In every line of the records, look for "this", then report how many lines have it and nothing else.

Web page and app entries
———

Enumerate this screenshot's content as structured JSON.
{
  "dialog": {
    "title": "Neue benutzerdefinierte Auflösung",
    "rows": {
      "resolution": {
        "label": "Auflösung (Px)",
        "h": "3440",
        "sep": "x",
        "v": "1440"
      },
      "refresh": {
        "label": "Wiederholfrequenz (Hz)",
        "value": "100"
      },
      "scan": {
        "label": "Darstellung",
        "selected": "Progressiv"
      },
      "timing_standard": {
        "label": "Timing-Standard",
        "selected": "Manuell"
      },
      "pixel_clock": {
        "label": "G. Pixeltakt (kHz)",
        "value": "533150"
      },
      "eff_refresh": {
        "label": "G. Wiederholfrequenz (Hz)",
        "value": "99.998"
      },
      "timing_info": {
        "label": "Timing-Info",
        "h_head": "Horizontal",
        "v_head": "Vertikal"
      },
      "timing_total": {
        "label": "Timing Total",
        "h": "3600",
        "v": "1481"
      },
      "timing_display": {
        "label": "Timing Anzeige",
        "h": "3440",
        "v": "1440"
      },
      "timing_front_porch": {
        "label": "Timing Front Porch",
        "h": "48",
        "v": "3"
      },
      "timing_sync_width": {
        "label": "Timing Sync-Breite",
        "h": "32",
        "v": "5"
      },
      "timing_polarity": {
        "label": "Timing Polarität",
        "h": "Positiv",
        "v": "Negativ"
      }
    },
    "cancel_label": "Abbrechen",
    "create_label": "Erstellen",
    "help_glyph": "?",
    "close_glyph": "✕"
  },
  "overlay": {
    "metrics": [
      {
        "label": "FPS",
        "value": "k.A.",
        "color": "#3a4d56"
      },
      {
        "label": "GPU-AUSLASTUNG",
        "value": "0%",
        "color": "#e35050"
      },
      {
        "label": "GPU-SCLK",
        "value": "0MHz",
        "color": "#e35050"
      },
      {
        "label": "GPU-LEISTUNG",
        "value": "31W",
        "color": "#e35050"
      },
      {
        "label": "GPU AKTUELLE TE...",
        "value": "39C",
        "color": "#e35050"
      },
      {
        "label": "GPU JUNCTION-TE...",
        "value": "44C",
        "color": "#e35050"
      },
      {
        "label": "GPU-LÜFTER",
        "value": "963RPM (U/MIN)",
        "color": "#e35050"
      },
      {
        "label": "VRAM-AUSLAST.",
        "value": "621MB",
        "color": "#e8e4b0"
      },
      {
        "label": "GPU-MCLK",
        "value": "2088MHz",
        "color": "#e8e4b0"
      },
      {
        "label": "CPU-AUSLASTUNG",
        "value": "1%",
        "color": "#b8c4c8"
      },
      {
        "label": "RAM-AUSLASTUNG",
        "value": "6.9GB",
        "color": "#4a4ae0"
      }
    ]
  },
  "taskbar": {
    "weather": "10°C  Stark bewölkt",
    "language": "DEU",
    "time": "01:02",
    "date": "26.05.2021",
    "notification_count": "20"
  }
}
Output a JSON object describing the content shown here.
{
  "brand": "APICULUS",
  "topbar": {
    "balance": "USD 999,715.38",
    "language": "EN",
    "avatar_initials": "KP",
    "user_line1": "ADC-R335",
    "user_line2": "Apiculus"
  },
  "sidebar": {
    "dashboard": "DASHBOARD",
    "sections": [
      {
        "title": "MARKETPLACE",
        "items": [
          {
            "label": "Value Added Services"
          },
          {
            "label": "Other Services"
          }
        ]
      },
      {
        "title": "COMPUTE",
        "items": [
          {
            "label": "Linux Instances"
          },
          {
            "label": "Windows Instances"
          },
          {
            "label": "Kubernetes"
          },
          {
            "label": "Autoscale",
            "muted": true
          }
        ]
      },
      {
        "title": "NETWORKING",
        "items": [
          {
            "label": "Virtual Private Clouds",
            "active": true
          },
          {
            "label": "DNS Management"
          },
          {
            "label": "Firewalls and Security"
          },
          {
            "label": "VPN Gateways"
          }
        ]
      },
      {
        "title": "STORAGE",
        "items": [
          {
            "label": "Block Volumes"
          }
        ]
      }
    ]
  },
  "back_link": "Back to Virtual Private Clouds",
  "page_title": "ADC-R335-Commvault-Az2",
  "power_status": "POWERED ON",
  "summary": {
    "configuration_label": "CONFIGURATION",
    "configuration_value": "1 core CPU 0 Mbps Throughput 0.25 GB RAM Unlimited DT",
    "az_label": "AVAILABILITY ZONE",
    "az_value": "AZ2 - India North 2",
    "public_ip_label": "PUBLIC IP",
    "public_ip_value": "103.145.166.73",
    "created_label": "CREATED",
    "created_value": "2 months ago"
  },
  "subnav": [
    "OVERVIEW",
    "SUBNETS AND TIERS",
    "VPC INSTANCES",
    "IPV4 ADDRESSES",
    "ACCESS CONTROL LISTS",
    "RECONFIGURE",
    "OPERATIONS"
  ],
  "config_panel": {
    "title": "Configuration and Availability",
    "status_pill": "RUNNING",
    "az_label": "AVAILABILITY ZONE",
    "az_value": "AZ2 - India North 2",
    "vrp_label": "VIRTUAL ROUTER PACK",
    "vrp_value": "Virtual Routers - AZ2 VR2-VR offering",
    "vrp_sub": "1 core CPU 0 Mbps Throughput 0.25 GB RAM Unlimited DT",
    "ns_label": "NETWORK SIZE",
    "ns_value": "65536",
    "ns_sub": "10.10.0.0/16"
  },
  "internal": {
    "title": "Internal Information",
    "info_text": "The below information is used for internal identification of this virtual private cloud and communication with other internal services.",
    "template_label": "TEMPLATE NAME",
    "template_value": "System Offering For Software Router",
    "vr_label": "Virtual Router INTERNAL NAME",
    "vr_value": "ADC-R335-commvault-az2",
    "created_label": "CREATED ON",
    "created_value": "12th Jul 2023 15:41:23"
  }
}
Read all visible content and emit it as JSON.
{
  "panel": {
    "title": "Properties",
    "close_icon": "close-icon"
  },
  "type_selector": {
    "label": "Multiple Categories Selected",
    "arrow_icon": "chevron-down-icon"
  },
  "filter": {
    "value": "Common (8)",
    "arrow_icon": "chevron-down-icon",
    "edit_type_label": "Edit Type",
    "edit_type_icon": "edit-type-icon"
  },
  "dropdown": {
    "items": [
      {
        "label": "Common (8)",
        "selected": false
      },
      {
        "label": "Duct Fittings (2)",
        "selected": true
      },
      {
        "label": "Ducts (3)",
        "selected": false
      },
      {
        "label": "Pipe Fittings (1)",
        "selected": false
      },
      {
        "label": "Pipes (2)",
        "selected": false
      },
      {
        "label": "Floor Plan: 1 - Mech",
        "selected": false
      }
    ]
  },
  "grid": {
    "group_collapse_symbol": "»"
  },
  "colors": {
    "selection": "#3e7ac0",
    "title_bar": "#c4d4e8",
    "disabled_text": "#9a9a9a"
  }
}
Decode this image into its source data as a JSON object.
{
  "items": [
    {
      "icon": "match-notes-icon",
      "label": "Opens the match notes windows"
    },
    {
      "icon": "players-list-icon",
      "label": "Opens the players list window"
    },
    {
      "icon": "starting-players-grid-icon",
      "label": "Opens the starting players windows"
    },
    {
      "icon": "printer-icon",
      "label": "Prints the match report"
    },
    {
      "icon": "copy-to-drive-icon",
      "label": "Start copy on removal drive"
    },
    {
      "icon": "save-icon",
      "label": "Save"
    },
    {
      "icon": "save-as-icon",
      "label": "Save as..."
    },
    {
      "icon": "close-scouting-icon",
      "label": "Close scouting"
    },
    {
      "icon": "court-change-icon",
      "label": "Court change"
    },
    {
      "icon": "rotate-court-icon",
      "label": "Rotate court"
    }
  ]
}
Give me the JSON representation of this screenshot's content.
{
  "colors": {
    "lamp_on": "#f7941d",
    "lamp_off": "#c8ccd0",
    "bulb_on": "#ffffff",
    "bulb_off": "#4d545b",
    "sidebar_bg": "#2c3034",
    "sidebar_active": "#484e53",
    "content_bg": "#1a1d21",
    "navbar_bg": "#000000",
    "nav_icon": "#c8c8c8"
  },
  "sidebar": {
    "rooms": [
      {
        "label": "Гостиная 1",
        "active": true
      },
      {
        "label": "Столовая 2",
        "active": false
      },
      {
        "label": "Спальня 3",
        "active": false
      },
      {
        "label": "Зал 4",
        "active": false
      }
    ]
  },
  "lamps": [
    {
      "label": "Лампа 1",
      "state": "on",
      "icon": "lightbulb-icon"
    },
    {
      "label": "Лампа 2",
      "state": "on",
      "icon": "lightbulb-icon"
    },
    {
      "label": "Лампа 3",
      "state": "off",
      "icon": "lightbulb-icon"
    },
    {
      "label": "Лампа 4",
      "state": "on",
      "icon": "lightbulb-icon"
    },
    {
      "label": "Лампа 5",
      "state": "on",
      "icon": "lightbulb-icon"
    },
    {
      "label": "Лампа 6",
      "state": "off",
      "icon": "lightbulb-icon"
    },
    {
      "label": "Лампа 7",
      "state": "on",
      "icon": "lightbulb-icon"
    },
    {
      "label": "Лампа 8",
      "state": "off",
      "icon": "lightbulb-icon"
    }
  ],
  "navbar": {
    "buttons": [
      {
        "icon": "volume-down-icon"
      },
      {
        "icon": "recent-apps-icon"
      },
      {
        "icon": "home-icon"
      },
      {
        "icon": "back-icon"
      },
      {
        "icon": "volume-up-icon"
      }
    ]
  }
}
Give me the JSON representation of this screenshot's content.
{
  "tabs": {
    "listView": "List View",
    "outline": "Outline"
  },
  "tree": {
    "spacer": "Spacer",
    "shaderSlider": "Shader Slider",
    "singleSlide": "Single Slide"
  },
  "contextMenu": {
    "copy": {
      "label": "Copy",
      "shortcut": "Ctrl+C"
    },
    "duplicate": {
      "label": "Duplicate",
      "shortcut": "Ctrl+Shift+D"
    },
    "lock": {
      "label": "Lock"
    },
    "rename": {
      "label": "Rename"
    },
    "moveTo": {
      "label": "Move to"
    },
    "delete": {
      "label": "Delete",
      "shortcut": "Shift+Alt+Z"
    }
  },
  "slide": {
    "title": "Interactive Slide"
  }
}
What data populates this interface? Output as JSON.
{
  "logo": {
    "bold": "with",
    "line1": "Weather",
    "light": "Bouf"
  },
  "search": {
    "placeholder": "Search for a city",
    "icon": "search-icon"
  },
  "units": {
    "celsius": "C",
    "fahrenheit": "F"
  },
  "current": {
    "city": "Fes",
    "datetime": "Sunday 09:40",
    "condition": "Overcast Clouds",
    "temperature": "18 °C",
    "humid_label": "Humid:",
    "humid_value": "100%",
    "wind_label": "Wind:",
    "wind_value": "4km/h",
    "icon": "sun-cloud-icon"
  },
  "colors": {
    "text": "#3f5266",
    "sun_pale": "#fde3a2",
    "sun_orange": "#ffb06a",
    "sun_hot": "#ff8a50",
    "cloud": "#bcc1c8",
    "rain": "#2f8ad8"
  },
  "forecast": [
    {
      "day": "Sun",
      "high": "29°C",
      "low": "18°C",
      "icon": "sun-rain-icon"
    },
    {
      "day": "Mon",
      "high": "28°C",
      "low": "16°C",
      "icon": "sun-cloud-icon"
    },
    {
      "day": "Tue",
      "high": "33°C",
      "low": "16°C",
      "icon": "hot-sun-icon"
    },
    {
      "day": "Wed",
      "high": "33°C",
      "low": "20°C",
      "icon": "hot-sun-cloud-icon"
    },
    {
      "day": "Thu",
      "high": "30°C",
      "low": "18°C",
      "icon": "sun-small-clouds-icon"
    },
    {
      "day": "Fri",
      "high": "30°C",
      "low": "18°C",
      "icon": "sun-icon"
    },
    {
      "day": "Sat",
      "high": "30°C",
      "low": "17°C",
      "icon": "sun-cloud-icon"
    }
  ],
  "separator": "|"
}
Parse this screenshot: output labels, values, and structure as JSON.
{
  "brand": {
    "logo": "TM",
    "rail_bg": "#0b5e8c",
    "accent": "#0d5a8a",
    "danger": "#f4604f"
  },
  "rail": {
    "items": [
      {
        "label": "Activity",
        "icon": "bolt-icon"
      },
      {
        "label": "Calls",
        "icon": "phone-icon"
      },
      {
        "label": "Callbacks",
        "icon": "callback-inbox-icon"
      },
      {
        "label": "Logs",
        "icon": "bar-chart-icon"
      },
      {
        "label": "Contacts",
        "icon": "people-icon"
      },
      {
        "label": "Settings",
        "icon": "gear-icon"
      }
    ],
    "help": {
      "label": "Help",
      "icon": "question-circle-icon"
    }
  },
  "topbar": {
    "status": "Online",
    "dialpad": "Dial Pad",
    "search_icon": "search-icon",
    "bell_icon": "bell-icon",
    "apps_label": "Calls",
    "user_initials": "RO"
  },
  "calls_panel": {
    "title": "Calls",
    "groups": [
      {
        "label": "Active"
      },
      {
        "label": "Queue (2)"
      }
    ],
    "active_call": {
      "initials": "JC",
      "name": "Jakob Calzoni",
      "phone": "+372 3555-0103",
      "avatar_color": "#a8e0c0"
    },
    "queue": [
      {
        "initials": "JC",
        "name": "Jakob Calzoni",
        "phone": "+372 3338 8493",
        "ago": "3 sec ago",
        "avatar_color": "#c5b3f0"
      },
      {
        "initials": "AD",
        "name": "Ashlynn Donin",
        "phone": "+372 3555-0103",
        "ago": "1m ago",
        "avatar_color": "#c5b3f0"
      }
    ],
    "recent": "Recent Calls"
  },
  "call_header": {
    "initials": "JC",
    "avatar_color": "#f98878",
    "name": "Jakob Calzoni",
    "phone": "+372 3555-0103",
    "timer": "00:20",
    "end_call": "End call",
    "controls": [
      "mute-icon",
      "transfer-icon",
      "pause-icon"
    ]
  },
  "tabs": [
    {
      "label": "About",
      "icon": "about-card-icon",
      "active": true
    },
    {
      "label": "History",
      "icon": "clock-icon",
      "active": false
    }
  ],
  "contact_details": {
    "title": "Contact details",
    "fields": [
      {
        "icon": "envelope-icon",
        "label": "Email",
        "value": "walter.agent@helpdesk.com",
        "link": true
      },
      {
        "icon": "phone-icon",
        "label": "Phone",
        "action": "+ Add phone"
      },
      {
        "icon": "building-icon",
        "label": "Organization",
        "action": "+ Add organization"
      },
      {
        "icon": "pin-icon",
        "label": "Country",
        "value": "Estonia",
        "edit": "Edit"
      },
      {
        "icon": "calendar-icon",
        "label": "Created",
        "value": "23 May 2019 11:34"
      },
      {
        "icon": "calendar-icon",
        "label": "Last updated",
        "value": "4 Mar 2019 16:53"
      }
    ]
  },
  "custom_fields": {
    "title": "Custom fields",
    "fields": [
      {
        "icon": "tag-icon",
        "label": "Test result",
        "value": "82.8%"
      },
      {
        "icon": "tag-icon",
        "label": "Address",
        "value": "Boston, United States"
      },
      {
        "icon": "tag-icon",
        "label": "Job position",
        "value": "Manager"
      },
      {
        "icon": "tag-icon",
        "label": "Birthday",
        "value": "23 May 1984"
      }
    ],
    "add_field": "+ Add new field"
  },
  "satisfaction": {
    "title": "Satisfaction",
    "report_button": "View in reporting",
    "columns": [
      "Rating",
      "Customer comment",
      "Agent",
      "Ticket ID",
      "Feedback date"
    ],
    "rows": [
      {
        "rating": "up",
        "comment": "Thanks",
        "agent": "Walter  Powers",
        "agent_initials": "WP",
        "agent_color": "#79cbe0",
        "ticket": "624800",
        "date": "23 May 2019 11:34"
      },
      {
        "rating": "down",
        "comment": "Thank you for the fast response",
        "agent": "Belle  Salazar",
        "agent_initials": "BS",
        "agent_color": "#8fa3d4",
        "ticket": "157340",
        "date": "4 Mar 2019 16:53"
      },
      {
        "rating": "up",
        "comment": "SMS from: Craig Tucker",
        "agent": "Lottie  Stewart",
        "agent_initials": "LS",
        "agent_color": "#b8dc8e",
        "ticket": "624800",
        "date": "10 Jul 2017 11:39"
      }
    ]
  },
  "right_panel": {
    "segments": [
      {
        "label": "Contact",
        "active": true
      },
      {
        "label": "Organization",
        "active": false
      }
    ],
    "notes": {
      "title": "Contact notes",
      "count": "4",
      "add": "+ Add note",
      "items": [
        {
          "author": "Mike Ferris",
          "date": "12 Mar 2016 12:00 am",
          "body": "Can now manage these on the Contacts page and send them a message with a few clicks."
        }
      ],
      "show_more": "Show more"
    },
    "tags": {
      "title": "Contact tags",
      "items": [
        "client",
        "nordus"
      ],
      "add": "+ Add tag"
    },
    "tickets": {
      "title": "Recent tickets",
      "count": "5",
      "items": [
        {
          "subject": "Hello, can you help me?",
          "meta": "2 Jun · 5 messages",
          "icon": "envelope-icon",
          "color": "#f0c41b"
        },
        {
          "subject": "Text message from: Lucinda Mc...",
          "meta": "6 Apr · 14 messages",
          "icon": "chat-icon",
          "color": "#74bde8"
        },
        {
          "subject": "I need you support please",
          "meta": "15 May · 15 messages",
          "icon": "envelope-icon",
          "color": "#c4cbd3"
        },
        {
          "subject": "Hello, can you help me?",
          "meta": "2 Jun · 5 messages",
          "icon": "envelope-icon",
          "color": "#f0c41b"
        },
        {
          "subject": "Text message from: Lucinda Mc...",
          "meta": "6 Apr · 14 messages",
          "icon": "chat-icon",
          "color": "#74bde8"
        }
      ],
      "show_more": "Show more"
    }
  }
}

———

### Written response
7